The Next 25 Years
The PGS, registered with the Securities and Exchange Commission since 2016, has so many achievements in its first 25 years primarily because the members respect each other, recognize the value of each member and their contributions, work harmoniously as a team to accomplish more. To promote the cohesiveness of the society, out-of-town strategic planning activities were conducted over the years to design year-long projects and foster camaraderie (Figure 9), bringing the members to different parts of the Philippines, and rekindling ties with the local ophthalmologists in the area.

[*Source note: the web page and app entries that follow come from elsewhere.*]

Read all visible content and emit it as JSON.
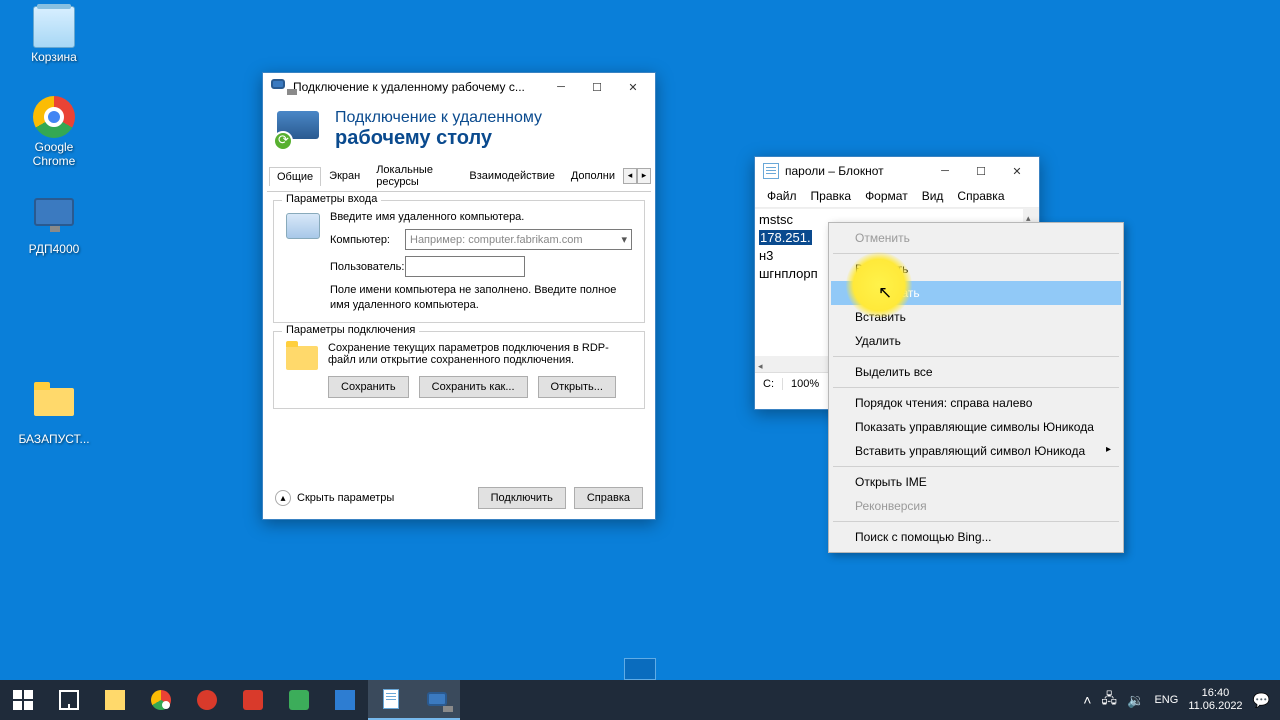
{
  "desktop": {
    "icons": [
      {
        "label": "Корзина"
      },
      {
        "label": "Google Chrome"
      },
      {
        "label": "РДП4000"
      },
      {
        "label": "БАЗАПУСТ..."
      }
    ]
  },
  "rdp": {
    "title": "Подключение к удаленному рабочему с...",
    "banner_line1": "Подключение к удаленному",
    "banner_line2": "рабочему столу",
    "tabs": [
      "Общие",
      "Экран",
      "Локальные ресурсы",
      "Взаимодействие",
      "Дополни"
    ],
    "group_login": {
      "title": "Параметры входа",
      "prompt": "Введите имя удаленного компьютера.",
      "computer_label": "Компьютер:",
      "computer_placeholder": "Например: computer.fabrikam.com",
      "user_label": "Пользователь:",
      "hint": "Поле имени компьютера не заполнено. Введите полное имя удаленного компьютера."
    },
    "group_conn": {
      "title": "Параметры подключения",
      "desc": "Сохранение текущих параметров подключения в RDP-файл или открытие сохраненного подключения.",
      "save": "Сохранить",
      "save_as": "Сохранить как...",
      "open": "Открыть..."
    },
    "hide_params": "Скрыть параметры",
    "connect": "Подключить",
    "help": "Справка"
  },
  "notepad": {
    "title": "пароли – Блокнот",
    "menu": [
      "Файл",
      "Правка",
      "Формат",
      "Вид",
      "Справка"
    ],
    "lines": {
      "l1": "mstsc",
      "l2": "178.251.",
      "l3": "н3",
      "l4": "шгнплорп"
    },
    "status": {
      "col": "С:",
      "zoom": "100%"
    }
  },
  "context_menu": {
    "items": [
      {
        "label": "Отменить",
        "disabled": true
      },
      {
        "sep": true
      },
      {
        "label": "Вырезать"
      },
      {
        "label": "Копировать",
        "selected": true
      },
      {
        "label": "Вставить"
      },
      {
        "label": "Удалить"
      },
      {
        "sep": true
      },
      {
        "label": "Выделить все"
      },
      {
        "sep": true
      },
      {
        "label": "Порядок чтения: справа налево"
      },
      {
        "label": "Показать управляющие символы Юникода"
      },
      {
        "label": "Вставить управляющий символ Юникода",
        "arrow": true
      },
      {
        "sep": true
      },
      {
        "label": "Открыть IME"
      },
      {
        "label": "Реконверсия",
        "disabled": true
      },
      {
        "sep": true
      },
      {
        "label": "Поиск с помощью Bing..."
      }
    ]
  },
  "taskbar": {
    "lang": "ENG",
    "time": "16:40",
    "date": "11.06.2022"
  }
}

Figure 9. The Amazing PGS Race strategic planning workshop 2006, Tagaytay Highlands.
When Covid-19 struck and caused limitations in mobility and face-to-face gatherings, webinars became the norm, both in teaching and discourse. Zoom meetings were held monthly with local and international speakers, with the aim of maintaining connections and bringing up-to-date information on the latest in glaucoma management. PGS shifted to digital online exchanges that became popular as a means of communication to achieve the goals of education, international collaboration, spreading glaucoma awareness, and research dissemination.
As the society moves forward to the next 25 years, spearheaded by Nilo Vincent dG. FlorCruz II and the younger members with more innovative ideas, there is no doubt that PGS will stay its course in its objectives and achieve greater successes. As the society “ages” (becomes more mature), its accomplishments and ongoing programs will continue. Many PGS members are educators occupying key positions in academic institutions, training residents and medical students.
As the founding members of the society look back to what has been achieved and look forward to what will still be accomplished, memories of a life well-spent as an ophthalmologist and a glaucoma specialist who not only provide services to his patients but also to the public at large, are certainly more fulfilling. One of the founding members, Mario M. Yatco (1956-2015), will surely look down from the heavens with satisfaction at what the PGS has achieved. The PGS 25th anniversary commemorative watch is testament to the driving power of the society that time is of the essence in all that it has accomplished and will achieve in the future.